cover image The Important Thing About Margaret Wise Brown

The Important Thing About Margaret Wise Brown

Mac Barnett, illus. by Sarah Jacoby. HarperCollins/Balzer + Bray, $17.99 (48p) ISBN 978-0-06-239344-9
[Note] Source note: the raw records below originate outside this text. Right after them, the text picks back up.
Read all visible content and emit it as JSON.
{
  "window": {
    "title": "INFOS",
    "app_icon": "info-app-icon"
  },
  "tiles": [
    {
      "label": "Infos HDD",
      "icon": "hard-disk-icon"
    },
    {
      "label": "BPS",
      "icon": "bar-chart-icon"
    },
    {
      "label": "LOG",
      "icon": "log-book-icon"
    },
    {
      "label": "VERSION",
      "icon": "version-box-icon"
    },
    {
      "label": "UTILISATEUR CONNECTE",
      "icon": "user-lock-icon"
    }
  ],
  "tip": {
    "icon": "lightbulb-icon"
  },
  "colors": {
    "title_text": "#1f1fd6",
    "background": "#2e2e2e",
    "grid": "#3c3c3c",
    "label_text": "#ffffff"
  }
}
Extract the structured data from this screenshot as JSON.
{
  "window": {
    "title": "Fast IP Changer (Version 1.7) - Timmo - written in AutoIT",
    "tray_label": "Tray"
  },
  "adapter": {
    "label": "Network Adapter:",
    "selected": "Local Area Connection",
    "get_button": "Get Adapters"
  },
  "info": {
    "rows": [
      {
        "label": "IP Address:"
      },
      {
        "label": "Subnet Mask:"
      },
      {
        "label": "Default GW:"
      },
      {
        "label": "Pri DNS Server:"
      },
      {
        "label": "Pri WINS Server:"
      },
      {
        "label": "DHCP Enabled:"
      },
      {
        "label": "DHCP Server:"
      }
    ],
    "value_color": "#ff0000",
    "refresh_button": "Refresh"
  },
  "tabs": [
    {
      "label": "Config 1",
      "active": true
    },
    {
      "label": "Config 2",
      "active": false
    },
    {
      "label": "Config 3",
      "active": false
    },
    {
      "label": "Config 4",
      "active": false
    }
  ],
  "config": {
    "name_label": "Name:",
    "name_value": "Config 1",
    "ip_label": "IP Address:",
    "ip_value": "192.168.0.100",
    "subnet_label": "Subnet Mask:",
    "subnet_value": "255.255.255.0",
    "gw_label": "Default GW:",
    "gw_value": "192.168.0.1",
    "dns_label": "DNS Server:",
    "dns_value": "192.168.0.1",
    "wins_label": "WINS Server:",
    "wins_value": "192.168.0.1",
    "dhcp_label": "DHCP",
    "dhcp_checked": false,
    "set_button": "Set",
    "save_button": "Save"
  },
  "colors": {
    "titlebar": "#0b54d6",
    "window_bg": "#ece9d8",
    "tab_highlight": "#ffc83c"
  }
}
Margaret Wise Brown lived a dashing, colorful life and wrote more than 100 children’s books before her untimely death at 42. In an era when fairy tales ruled, the here-and-now realism of titles such as Goodnight Moon was harshly judged. Barnett’s confiding tone draws readers in (“Have you read this book? Do you know what I mean?”), then makes the case for Brown’s work (“Every good book is at least a little bit strange”). Personifying the resistance to her books is powerful children’s librarian Anne Carroll Moore, who refuses to purchase many of them for the New York Public Library (“truck,” she calls them) and declines to invite her to a prestigious library bash—whereupon Brown, along with her editor Ursula Nordstrom, stages a whimsical rebellion on the institution’s steps. Jacoby’s richly colored illustrations shift between episodes from Brown’s life and scenes of a librarian rabbit reading Brown’s and Barnett’s books (and this one) to young bunnies. Barnett yokes his story to Brown’s work, playing with The Important Book’s form to consider what might be momentous about the life of this extravagant, much-loved creator. As with the original, reactions will vary, but most readers can agree that “the important thing about Margaret Wise Brown is that she wrote books.” Ages 4–8. [em](May) [/em]